On the fifth night of rioting, looting and arson in Minneapolis, the criminal elements were driven from the streets.
By whom? By the same cops who had been the constant objects of media derision and mob hatred.
Without the thin blue line, far larger sectors of dozens of America's cities would be in ruins, burned to the ground by the mobs that showered police and their vehicles with rocks, bricks, bottles, Molotov cocktails and any debris that could be thrown at them.
Because they were the first responders in these riots, the cops were the first targets of criminal assault and the last line of defense of the law-abiding.
Wherever they had to draw back or pull back, anarchy ensued.
Consider the decision of Mayor Jacob Frey and Police Chief Medaria Arradondo to surrender and abandon the 3rd Precinct. As police cars pulled out and the cops fled, the exhilarated rabble invaded, pillaged and burned the precinct.
And America saw, in astonishment, a triumph of anarchy.
One wonders what the world thought as it, too, watched.
Now, consider the political coloration of Minneapolis.
Frey, who ordered the surrender, is a far-left Democrat. Gov. Tim Walz is a liberal Democrat, as are both U.S. senators including Amy Klobuchar. Minneapolis Congresswoman Ilhan Omar is a soul sister of Alexandria Ocasio-Cortez.
Minnesota was the political home of Vice Presidents Hubert Humphrey and Walter Mondale and Senators Eugene McCarthy and Paul Wellstone, liberal icons all. The state has not voted Republican for president since 1972. Even Ronald Reagan never carried Minnesota.

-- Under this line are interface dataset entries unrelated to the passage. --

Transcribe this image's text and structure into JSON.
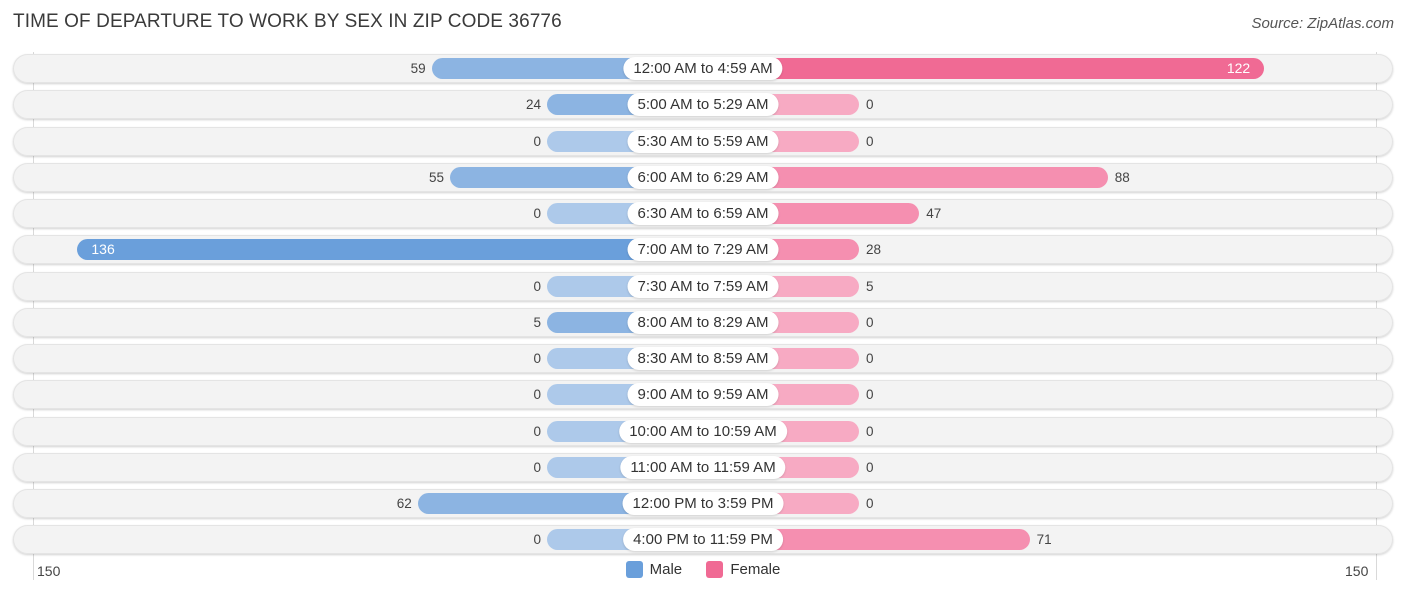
{
  "header": {
    "title": "TIME OF DEPARTURE TO WORK BY SEX IN ZIP CODE 36776",
    "source": "Source: ZipAtlas.com"
  },
  "legend": {
    "male_label": "Male",
    "female_label": "Female"
  },
  "colors": {
    "male": "#6a9fdb",
    "female": "#f06a94"
  },
  "axis": {
    "left_tick": "150",
    "right_tick": "150"
  },
  "chart_data": {
    "type": "bar",
    "orientation": "horizontal-diverging",
    "title": "TIME OF DEPARTURE TO WORK BY SEX IN ZIP CODE 36776",
    "xlabel": "",
    "ylabel": "",
    "xlim": [
      -150,
      150
    ],
    "legend_position": "bottom-center",
    "grid": false,
    "categories": [
      "12:00 AM to 4:59 AM",
      "5:00 AM to 5:29 AM",
      "5:30 AM to 5:59 AM",
      "6:00 AM to 6:29 AM",
      "6:30 AM to 6:59 AM",
      "7:00 AM to 7:29 AM",
      "7:30 AM to 7:59 AM",
      "8:00 AM to 8:29 AM",
      "8:30 AM to 8:59 AM",
      "9:00 AM to 9:59 AM",
      "10:00 AM to 10:59 AM",
      "11:00 AM to 11:59 AM",
      "12:00 PM to 3:59 PM",
      "4:00 PM to 11:59 PM"
    ],
    "series": [
      {
        "name": "Male",
        "values": [
          59,
          24,
          0,
          55,
          0,
          136,
          0,
          5,
          0,
          0,
          0,
          0,
          62,
          0
        ]
      },
      {
        "name": "Female",
        "values": [
          122,
          0,
          0,
          88,
          47,
          28,
          5,
          0,
          0,
          0,
          0,
          0,
          0,
          71
        ]
      }
    ]
  }
}
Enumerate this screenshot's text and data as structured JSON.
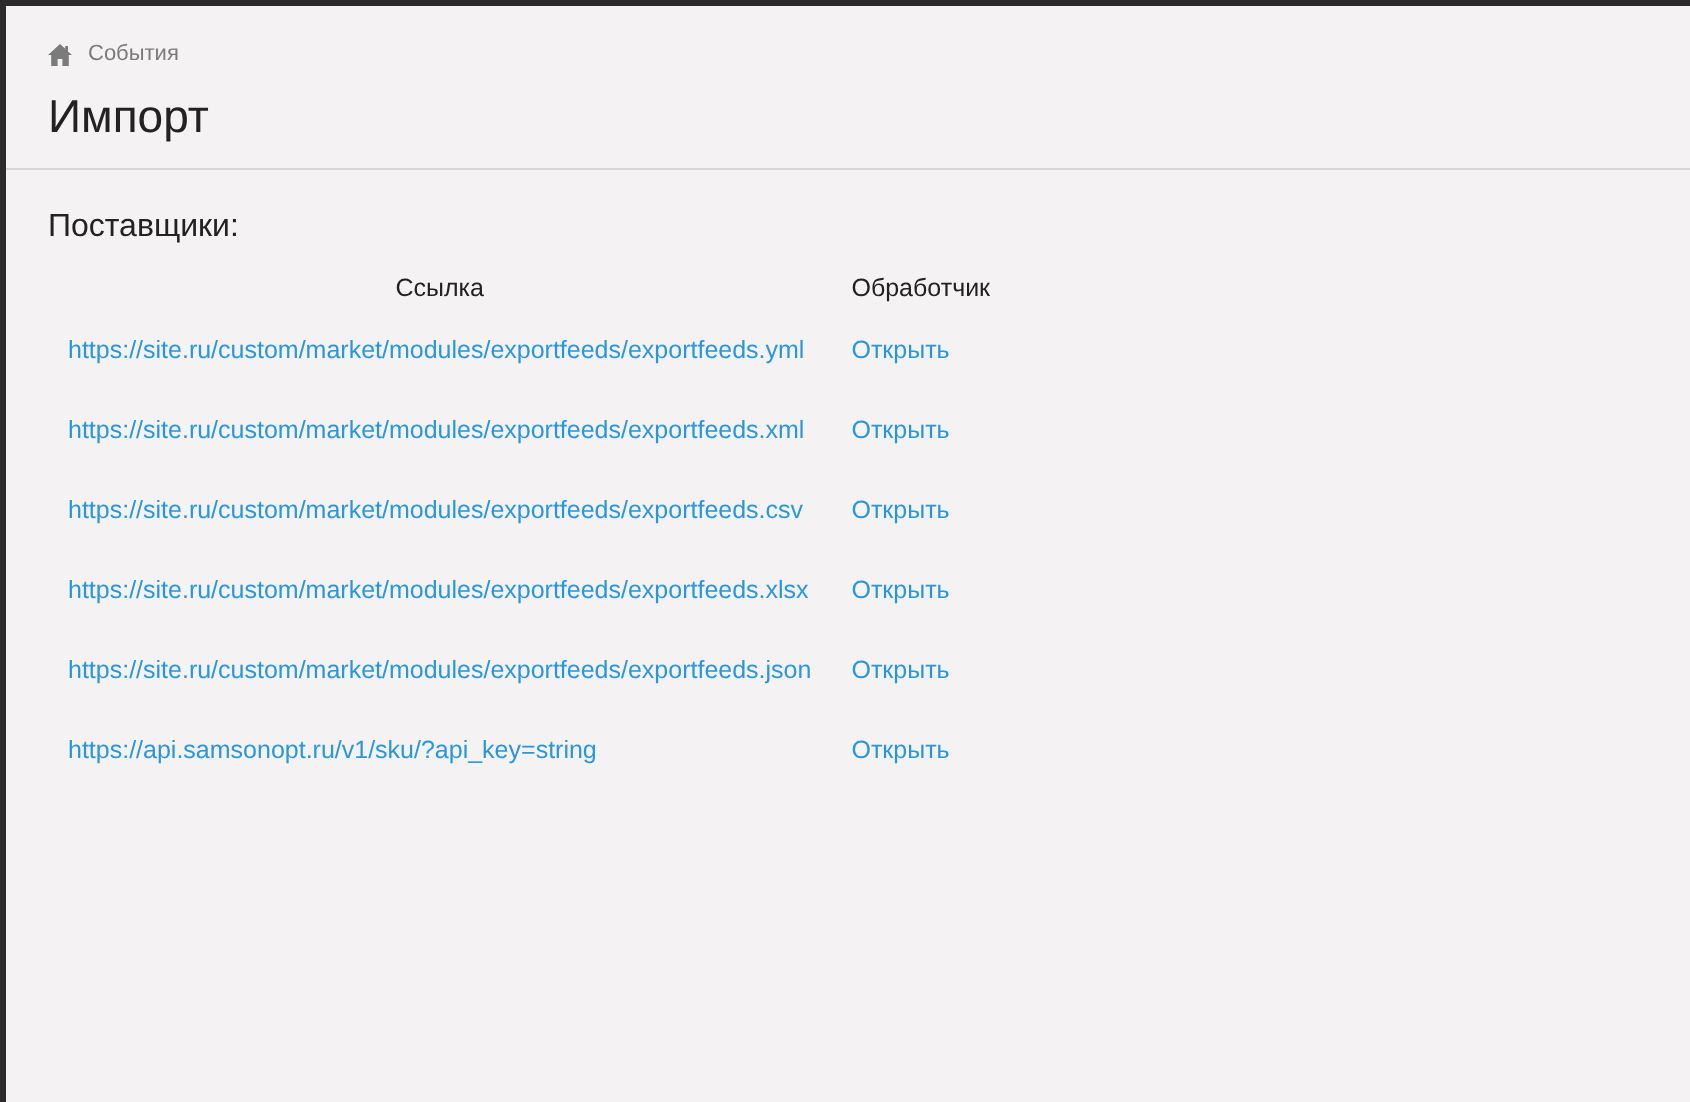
{
  "breadcrumb": {
    "label": "События"
  },
  "title": "Импорт",
  "section_title": "Поставщики:",
  "table": {
    "columns": [
      "Ссылка",
      "Обработчик"
    ],
    "rows": [
      {
        "url": "https://site.ru/custom/market/modules/exportfeeds/exportfeeds.yml",
        "action": "Открыть"
      },
      {
        "url": "https://site.ru/custom/market/modules/exportfeeds/exportfeeds.xml",
        "action": "Открыть"
      },
      {
        "url": "https://site.ru/custom/market/modules/exportfeeds/exportfeeds.csv",
        "action": "Открыть"
      },
      {
        "url": "https://site.ru/custom/market/modules/exportfeeds/exportfeeds.xlsx",
        "action": "Открыть"
      },
      {
        "url": "https://site.ru/custom/market/modules/exportfeeds/exportfeeds.json",
        "action": "Открыть"
      },
      {
        "url": "https://api.samsonopt.ru/v1/sku/?api_key=string",
        "action": "Открыть"
      }
    ]
  }
}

Yet, of his home state, this citadel of liberalism, Walz said last week, "Systemic racism must be addressed if we are to secure, justice, peace and order for all Minnesotans."
Query: How does "systemic racism" permeate a blue state dominated for decades by liberal Democrats? What explains the failure of Democrats who have long run Minnesota to root out racism?
Why have liberals failed to exorcise racism where they rule? Are even good Minnesota liberals infected with the virus?
What we witnessed this week in Minneapolis is a failure of liberalism. The leadership of the city and state could not persuade the protesters it claims to represent to remain peaceful. And when rioting, looting and arson erupted, and attacks on police began, that leadership sat morally and politically paralyzed.
The elites could not condemn both the killing of George Floyd and, with equal moral vehemence, the violent and criminal element that came to permeate the ranks of the protesters.
They failed to get sufficient law enforcement or the National Guard into the city on time, or to declare and impose a curfew, or to use requisite force to halt the rioting and looting.
Why have those leaders not turned in their resignations?
Comparisons have been drawn to the 1960s.
In the summer of 1964, LBJ signed the Civil Rights Act. In 1965, the Voting Right Act was enacted after Selma. Then came one Great Society program after another, as LBJ declared at Howard University, we are moving beyond equality of opportunity to "equality of result" in America.
However, in August 1965, Watts exploded, the worst race riot since Lincoln sent Union troops to put down the New York draft riots of 1863.
Newark and Detroit had uprisings of similar magnitude in 1967.
In April 1968, for days after the assassination of Martin Luther King, U.S. cities were pillaged and burned, Washington, D.C., among them.
LBJ's Kerner Commission said the cause of the riots that had come out of the black community was actually "white racism."
Said Richard Nixon speaking for the silent majority: They seem to blame everybody for the riots but the rioters themselves.
Liberals of that era, too, seemed morally disarmed and politically paralyzed when it came to confronting criminal elements that emerged from minority communities and voted Democratic.
Such situations invariably seem to produce in liberals a paralysis where the crimes are attributed to a "few bad apples" hiding among all those "peaceful protesters."
There is much chatter about "speaking truth to power."
What does that mean today?
At the least, the recognition that while the killing of George Floyd was an atrocity that cries out for justice, so, too, does the rampant criminality that exploded in its aftermath.
But because of the failure to condemn that criminality, and the paralysis of Minnesota's political leadership class, the black community in Minneapolis has lost hundreds of businesses -- some forever -- that had provided them with the necessities of a decent life.
Liberals may equate the term "law and order" with racism, but without law and order, there is no justice and no peace.
Patrick J. Buchanan is the author of "Nixon's White House Wars: The Battles That Made and Broke a President and Divided America Forever."